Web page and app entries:

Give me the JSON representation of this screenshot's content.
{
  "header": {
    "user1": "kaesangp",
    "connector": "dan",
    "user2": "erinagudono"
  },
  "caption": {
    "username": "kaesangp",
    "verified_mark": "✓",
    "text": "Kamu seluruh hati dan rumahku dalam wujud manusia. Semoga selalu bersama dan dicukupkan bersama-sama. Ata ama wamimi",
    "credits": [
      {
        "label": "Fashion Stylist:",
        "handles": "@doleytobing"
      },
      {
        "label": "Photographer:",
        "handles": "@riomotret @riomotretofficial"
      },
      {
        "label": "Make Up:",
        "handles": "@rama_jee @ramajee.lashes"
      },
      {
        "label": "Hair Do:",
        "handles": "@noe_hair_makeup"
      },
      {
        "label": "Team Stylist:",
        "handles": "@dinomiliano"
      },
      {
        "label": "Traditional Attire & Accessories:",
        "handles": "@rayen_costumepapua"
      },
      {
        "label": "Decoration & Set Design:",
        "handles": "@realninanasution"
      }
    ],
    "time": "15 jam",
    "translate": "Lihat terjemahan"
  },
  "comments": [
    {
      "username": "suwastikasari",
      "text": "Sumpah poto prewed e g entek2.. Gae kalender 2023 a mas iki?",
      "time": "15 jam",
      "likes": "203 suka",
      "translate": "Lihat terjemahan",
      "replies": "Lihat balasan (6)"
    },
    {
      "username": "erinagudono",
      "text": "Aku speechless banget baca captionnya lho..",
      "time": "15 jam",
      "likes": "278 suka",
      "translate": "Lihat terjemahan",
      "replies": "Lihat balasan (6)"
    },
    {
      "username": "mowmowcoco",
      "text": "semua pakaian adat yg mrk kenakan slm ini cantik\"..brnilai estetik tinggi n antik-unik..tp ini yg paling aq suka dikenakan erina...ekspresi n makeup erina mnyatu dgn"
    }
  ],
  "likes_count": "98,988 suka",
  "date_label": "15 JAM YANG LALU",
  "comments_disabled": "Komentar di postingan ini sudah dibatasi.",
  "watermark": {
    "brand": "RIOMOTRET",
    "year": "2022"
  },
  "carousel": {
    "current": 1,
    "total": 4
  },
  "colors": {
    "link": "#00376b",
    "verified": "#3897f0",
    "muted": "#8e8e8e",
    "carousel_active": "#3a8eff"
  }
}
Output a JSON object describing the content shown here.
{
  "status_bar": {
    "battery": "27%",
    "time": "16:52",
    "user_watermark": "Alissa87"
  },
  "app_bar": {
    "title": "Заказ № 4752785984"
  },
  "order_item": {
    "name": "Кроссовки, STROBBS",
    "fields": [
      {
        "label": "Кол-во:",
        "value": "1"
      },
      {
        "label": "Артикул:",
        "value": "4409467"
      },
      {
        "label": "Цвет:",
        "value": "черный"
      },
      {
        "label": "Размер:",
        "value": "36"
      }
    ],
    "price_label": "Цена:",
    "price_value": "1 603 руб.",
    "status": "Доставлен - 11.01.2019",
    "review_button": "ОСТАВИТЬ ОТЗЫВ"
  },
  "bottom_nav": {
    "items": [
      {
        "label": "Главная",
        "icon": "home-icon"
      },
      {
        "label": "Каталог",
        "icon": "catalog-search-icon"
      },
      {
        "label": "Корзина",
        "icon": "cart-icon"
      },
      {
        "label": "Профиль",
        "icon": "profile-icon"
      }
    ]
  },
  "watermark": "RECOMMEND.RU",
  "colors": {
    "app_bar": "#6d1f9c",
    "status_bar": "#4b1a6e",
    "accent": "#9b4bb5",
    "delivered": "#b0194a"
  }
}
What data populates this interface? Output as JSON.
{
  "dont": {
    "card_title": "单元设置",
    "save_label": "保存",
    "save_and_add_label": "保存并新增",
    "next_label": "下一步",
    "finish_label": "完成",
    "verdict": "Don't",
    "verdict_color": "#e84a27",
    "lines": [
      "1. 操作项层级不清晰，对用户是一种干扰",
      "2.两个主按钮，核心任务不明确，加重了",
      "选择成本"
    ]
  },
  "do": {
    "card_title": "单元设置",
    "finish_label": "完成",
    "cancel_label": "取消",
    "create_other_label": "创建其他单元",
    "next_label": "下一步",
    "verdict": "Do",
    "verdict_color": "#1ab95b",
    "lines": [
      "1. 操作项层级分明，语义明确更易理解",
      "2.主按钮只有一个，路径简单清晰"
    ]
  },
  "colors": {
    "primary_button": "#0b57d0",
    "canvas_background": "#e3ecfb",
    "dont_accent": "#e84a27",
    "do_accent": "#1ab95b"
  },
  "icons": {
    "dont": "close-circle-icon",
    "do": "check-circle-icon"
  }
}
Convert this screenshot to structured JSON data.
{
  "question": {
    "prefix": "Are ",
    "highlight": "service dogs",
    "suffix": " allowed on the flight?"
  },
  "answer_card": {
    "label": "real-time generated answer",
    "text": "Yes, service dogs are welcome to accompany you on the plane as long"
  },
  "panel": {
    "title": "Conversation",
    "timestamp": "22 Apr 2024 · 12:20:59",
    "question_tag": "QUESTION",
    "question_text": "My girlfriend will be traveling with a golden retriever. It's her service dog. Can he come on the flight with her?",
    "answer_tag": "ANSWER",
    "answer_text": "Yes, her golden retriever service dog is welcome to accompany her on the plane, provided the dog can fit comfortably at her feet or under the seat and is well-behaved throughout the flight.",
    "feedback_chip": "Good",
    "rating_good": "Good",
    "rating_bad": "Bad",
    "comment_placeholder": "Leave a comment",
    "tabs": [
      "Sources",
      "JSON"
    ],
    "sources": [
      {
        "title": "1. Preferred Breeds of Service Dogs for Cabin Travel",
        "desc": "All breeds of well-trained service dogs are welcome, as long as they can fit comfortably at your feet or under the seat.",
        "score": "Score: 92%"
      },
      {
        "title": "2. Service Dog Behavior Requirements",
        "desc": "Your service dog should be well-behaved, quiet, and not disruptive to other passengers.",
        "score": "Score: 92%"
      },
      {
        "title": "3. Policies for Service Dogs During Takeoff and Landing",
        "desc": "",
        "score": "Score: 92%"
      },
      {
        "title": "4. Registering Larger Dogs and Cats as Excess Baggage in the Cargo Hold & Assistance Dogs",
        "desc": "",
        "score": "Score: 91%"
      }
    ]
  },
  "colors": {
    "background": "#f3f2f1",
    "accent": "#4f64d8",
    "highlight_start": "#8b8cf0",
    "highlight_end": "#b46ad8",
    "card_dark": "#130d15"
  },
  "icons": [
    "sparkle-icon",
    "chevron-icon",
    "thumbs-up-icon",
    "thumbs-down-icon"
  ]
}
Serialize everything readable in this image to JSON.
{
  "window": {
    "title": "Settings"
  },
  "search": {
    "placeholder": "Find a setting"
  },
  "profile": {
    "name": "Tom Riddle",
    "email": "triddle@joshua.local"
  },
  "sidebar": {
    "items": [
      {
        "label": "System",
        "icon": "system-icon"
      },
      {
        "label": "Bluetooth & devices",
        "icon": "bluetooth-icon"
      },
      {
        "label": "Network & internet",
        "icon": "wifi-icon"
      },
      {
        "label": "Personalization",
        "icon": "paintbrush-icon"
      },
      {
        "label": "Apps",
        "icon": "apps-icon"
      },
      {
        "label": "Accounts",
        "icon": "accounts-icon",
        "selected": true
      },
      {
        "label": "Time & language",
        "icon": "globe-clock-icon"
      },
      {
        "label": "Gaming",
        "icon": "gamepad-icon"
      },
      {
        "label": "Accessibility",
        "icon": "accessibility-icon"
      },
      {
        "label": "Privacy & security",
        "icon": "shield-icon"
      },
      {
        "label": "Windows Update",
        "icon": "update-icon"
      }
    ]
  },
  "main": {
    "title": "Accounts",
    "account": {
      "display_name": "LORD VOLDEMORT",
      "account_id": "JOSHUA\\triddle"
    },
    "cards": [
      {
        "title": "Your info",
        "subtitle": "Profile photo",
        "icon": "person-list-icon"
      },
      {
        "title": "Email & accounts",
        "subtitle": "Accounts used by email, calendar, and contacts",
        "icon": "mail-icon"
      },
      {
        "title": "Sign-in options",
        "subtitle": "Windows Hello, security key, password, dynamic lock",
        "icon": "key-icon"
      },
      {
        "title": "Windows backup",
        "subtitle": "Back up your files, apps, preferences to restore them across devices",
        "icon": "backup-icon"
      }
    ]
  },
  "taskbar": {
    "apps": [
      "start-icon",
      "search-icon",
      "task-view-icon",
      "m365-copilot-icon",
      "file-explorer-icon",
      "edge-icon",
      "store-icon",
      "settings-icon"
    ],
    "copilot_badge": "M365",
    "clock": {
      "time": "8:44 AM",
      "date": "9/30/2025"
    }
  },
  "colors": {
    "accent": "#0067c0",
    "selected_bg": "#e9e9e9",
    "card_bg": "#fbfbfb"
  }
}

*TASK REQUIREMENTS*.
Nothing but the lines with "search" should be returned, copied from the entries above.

*RESULT FOR THIS EXERCISE*.
        "icon": "catalog-search-icon"
  "search": {
      "search-icon",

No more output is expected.